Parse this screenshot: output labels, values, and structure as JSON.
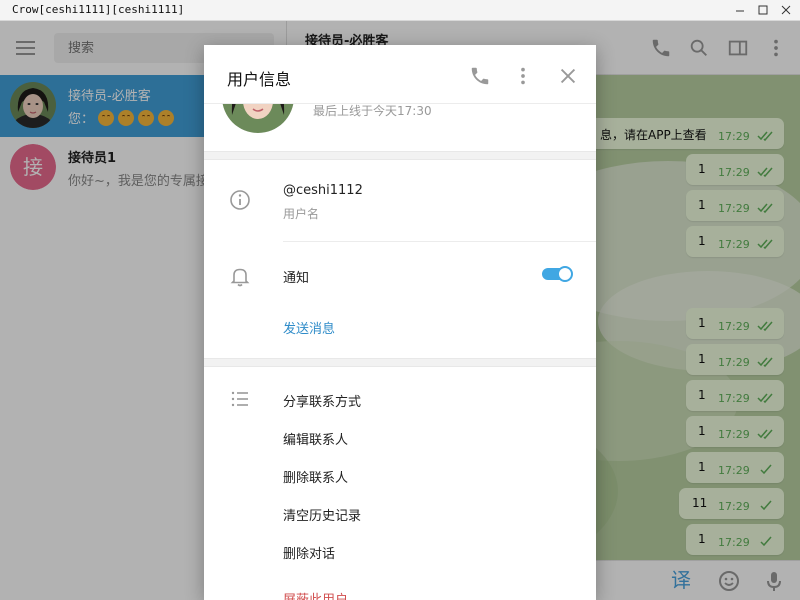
{
  "window": {
    "title": "Crow[ceshi1111][ceshi1111]"
  },
  "sidebar": {
    "search_placeholder": "搜索",
    "chats": [
      {
        "name": "接待员-必胜客",
        "preview_prefix": "您：",
        "active": true
      },
      {
        "name": "接待员1",
        "avatar_letter": "接",
        "preview": "你好~，我是您的专属接待员"
      }
    ]
  },
  "chat": {
    "peer_name": "接待员-必胜客",
    "messages": [
      {
        "text": "息，请在APP上查看",
        "time": "17:29"
      },
      {
        "text": "1",
        "time": "17:29"
      },
      {
        "text": "1",
        "time": "17:29"
      },
      {
        "text": "1",
        "time": "17:29"
      },
      {
        "text": "1",
        "time": "17:29"
      },
      {
        "text": "1",
        "time": "17:29"
      },
      {
        "text": "1",
        "time": "17:29"
      },
      {
        "text": "1",
        "time": "17:29"
      },
      {
        "text": "1",
        "time": "17:29"
      },
      {
        "text": "11",
        "time": "17:29"
      },
      {
        "text": "1",
        "time": "17:29"
      }
    ],
    "composer_translate": "译"
  },
  "modal": {
    "title": "用户信息",
    "last_seen": "最后上线于今天17:30",
    "username": "@ceshi1112",
    "username_label": "用户名",
    "notifications_label": "通知",
    "notifications_on": true,
    "send_message": "发送消息",
    "actions": [
      "分享联系方式",
      "编辑联系人",
      "删除联系人",
      "清空历史记录",
      "删除对话"
    ],
    "block_user": "屏蔽此用户"
  },
  "colors": {
    "accent": "#40a7e3",
    "active_chat": "#419fd9",
    "danger": "#d14e4e",
    "bubble": "#effdde"
  }
}
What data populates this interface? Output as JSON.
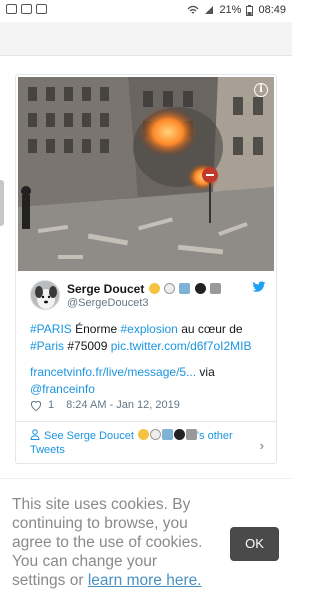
{
  "status_bar": {
    "battery": "21%",
    "time": "08:49"
  },
  "tweet": {
    "display_name": "Serge Doucet",
    "handle": "@SergeDoucet3",
    "text_parts": {
      "hashtag_paris": "#PARIS",
      "enorme": " Énorme ",
      "hashtag_explosion": "#explosion",
      "au_coeur": " au cœur de",
      "hashtag_paris2": "#Paris",
      "postcode": " #75009 ",
      "pic_link": "pic.twitter.com/d6f7oI2MIB",
      "francetv_link": "francetvinfo.fr/live/message/5...",
      "via": " via",
      "franceinfo": "@franceinfo"
    },
    "like_count": "1",
    "timestamp": "8:24 AM - Jan 12, 2019",
    "see_more_prefix": "See Serge Doucet",
    "see_more_suffix": "'s other Tweets"
  },
  "cookie_banner": {
    "text": "This site uses cookies. By continuing to browse, you agree to the use of cookies. You can change your settings or ",
    "link_text": "learn more here.",
    "ok_label": "OK"
  },
  "icons": [
    "notification-icon",
    "mail-icon",
    "image-icon",
    "wifi-icon",
    "signal-icon",
    "battery-icon",
    "info-icon",
    "twitter-bird-icon",
    "heart-icon",
    "profile-icon",
    "chevron-right-icon"
  ],
  "colors": {
    "link": "#1b95e0",
    "ok_button": "#4a4a4a",
    "cookie_text": "#8a8a8a"
  }
}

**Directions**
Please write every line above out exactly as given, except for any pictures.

**Task response**
Parse this screenshot: output labels, values, and structure as JSON.
{
  "window": {
    "title": "Crow[ceshi1111][ceshi1111]"
  },
  "sidebar": {
    "search_placeholder": "搜索",
    "chats": [
      {
        "name": "接待员-必胜客",
        "preview_prefix": "您：",
        "active": true
      },
      {
        "name": "接待员1",
        "avatar_letter": "接",
        "preview": "你好~，我是您的专属接待员"
      }
    ]
  },
  "chat": {
    "peer_name": "接待员-必胜客",
    "messages": [
      {
        "text": "息，请在APP上查看",
        "time": "17:29"
      },
      {
        "text": "1",
        "time": "17:29"
      },
      {
        "text": "1",
        "time": "17:29"
      },
      {
        "text": "1",
        "time": "17:29"
      },
      {
        "text": "1",
        "time": "17:29"
      },
      {
        "text": "1",
        "time": "17:29"
      },
      {
        "text": "1",
        "time": "17:29"
      },
      {
        "text": "1",
        "time": "17:29"
      },
      {
        "text": "1",
        "time": "17:29"
      },
      {
        "text": "11",
        "time": "17:29"
      },
      {
        "text": "1",
        "time": "17:29"
      }
    ],
    "composer_translate": "译"
  },
  "modal": {
    "title": "用户信息",
    "last_seen": "最后上线于今天17:30",
    "username": "@ceshi1112",
    "username_label": "用户名",
    "notifications_label": "通知",
    "notifications_on": true,
    "send_message": "发送消息",
    "actions": [
      "分享联系方式",
      "编辑联系人",
      "删除联系人",
      "清空历史记录",
      "删除对话"
    ],
    "block_user": "屏蔽此用户"
  },
  "colors": {
    "accent": "#40a7e3",
    "active_chat": "#419fd9",
    "danger": "#d14e4e",
    "bubble": "#effdde"
  }
}
What data populates this interface? Output as JSON.
{
  "status_bar": {
    "battery": "21%",
    "time": "08:49"
  },
  "tweet": {
    "display_name": "Serge Doucet",
    "handle": "@SergeDoucet3",
    "text_parts": {
      "hashtag_paris": "#PARIS",
      "enorme": " Énorme ",
      "hashtag_explosion": "#explosion",
      "au_coeur": " au cœur de",
      "hashtag_paris2": "#Paris",
      "postcode": " #75009 ",
      "pic_link": "pic.twitter.com/d6f7oI2MIB",
      "francetv_link": "francetvinfo.fr/live/message/5...",
      "via": " via",
      "franceinfo": "@franceinfo"
    },
    "like_count": "1",
    "timestamp": "8:24 AM - Jan 12, 2019",
    "see_more_prefix": "See Serge Doucet",
    "see_more_suffix": "'s other Tweets"
  },
  "cookie_banner": {
    "text": "This site uses cookies. By continuing to browse, you agree to the use of cookies. You can change your settings or ",
    "link_text": "learn more here.",
    "ok_label": "OK"
  },
  "icons": [
    "notification-icon",
    "mail-icon",
    "image-icon",
    "wifi-icon",
    "signal-icon",
    "battery-icon",
    "info-icon",
    "twitter-bird-icon",
    "heart-icon",
    "profile-icon",
    "chevron-right-icon"
  ],
  "colors": {
    "link": "#1b95e0",
    "ok_button": "#4a4a4a",
    "cookie_text": "#8a8a8a"
  }
}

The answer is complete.